Primary goals of Hi-C:

  • Understand the important interfaces in an operating battery on an atomic and molecular scale.
  • Characterize the formation and nature of interfaces in situ.      
  • Devise methods to control and design interface formation, stability and properties.  
  • Prepare ion-conducting membranes, mimetic of the polymeric part of the SEI, in order to study their mechanical and electrochemical properties. 

The Hi-C consortium addresses the scientific challenges that are limiting power density, storage capacity, safety, lifetime and state of health of electrochemical storage devices such as lithium-ion batteries, conversion batteries and supercapacitors.


A number of advanced experimental and computational methods will be developed and applied to well-known battery chemistries such as LiFePO4 and Li(Ni1/3Mn1/3Co1/3)O2 vs. graphite electrode materials used in lithium-ion batteries. The results will be used for increasing the stability of silicon as negative electrode material and of positive electrode materials such as LiFeBO3 and LiVO2F. In operando cell monitoring will be developed for batteries and supercapacitors.


Achievements: During the first 18 months of the Hi-C project the focus has been on developing the tools and methods for the project. 

  • Materials specification, selection, preparation, characterization and distribution to partners. 
  • Developing processes for preparation of silicon nanowires.      
  • Synthesis method for high-performance LiFeBO3.      
  • Synthesis and characterization of LiVO2F as a new cathode material.  
  • High resolution synchrotron powder diffraction characterization of LiFeBO3 and LiFePO4.  
  • Development of capillary-based in situ battery cells for in situ studies.      
  • In situ high resolution powder diffraction studies of LFP and LFB batteries. 
  • In situ diffraction studies of conversion batteries.      
  • TEM and EELS studies of partially delithiated LFP samples.  
  • TERS (Tip enhanced Raman spectroscopy) instrument installed.  
  • SECM (Scanning electrochemical microscopy).      
  • Targeted SEI formation by additives and characterization by XPS.      
  • Formation of SEI mimetic membranes.      
  • Sensor monitoring strategy and set-up for in operando monitoring.  
  • Testing heat flux sensors for in operando monitoring.      
  • Computational study of overpotentials across interfaces in LiFeBO3 
  • 1-Dimensional FEM (Finite element method) models for supercapacitor and SEI developed.  
  • DFT calculations of ionic transport, pathways and barriers in LixBO3.      
  • Fabrication and charge/discharge tests of NMC/C-based coin cells.  
  • Studies of additive effect by gas analysis using NMC/C pouch cells.  
  • Development of a sealed cell for in situ SECM. 

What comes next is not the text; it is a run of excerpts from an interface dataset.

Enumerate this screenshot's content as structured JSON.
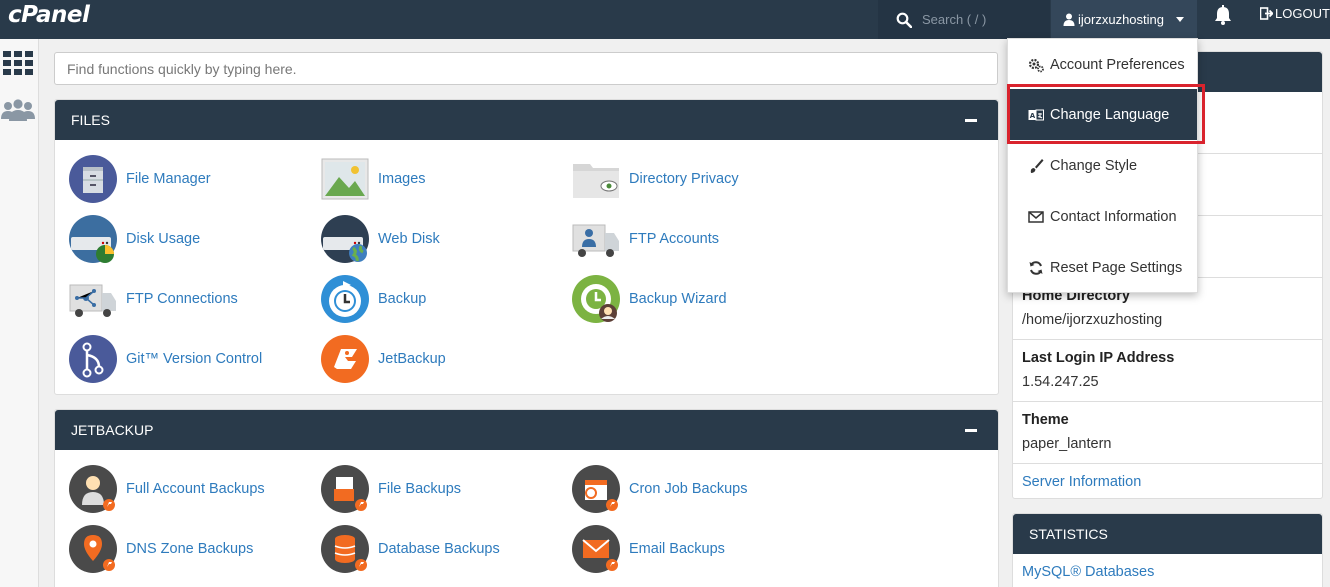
{
  "topbar": {
    "logo": "cPanel",
    "search_placeholder": "Search ( / )",
    "username": "ijorzxuzhosting",
    "logout_label": "LOGOUT"
  },
  "quickfind": {
    "placeholder": "Find functions quickly by typing here."
  },
  "files": {
    "title": "FILES",
    "items": [
      {
        "label": "File Manager",
        "icon": "file-manager-icon"
      },
      {
        "label": "Images",
        "icon": "images-icon"
      },
      {
        "label": "Directory Privacy",
        "icon": "directory-privacy-icon"
      },
      {
        "label": "Disk Usage",
        "icon": "disk-usage-icon"
      },
      {
        "label": "Web Disk",
        "icon": "web-disk-icon"
      },
      {
        "label": "FTP Accounts",
        "icon": "ftp-accounts-icon"
      },
      {
        "label": "FTP Connections",
        "icon": "ftp-connections-icon"
      },
      {
        "label": "Backup",
        "icon": "backup-icon"
      },
      {
        "label": "Backup Wizard",
        "icon": "backup-wizard-icon"
      },
      {
        "label": "Git™ Version Control",
        "icon": "git-icon"
      },
      {
        "label": "JetBackup",
        "icon": "jetbackup-icon"
      }
    ]
  },
  "jetbackup": {
    "title": "JETBACKUP",
    "items": [
      {
        "label": "Full Account Backups",
        "icon": "full-account-backups-icon"
      },
      {
        "label": "File Backups",
        "icon": "file-backups-icon"
      },
      {
        "label": "Cron Job Backups",
        "icon": "cron-job-backups-icon"
      },
      {
        "label": "DNS Zone Backups",
        "icon": "dns-zone-backups-icon"
      },
      {
        "label": "Database Backups",
        "icon": "database-backups-icon"
      },
      {
        "label": "Email Backups",
        "icon": "email-backups-icon"
      }
    ]
  },
  "general_info": {
    "home_directory_label": "Home Directory",
    "home_directory_value": "/home/ijorzxuzhosting",
    "last_login_label": "Last Login IP Address",
    "last_login_value": "1.54.247.25",
    "theme_label": "Theme",
    "theme_value": "paper_lantern",
    "server_info_link": "Server Information"
  },
  "statistics": {
    "title": "STATISTICS",
    "first_item": "MySQL® Databases"
  },
  "user_dropdown": {
    "items": [
      {
        "label": "Account Preferences",
        "icon": "gears-icon"
      },
      {
        "label": "Change Language",
        "icon": "language-icon",
        "active": true
      },
      {
        "label": "Change Style",
        "icon": "paintbrush-icon"
      },
      {
        "label": "Contact Information",
        "icon": "envelope-icon"
      },
      {
        "label": "Reset Page Settings",
        "icon": "refresh-icon"
      }
    ]
  },
  "colors": {
    "header_bg": "#293a4a",
    "link": "#2e7bbd",
    "highlight": "#d9232d"
  }
}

See the newsletter for more detailed results. 


One patent, three journal papers, one book chapter, 11 posters and 22 presentations.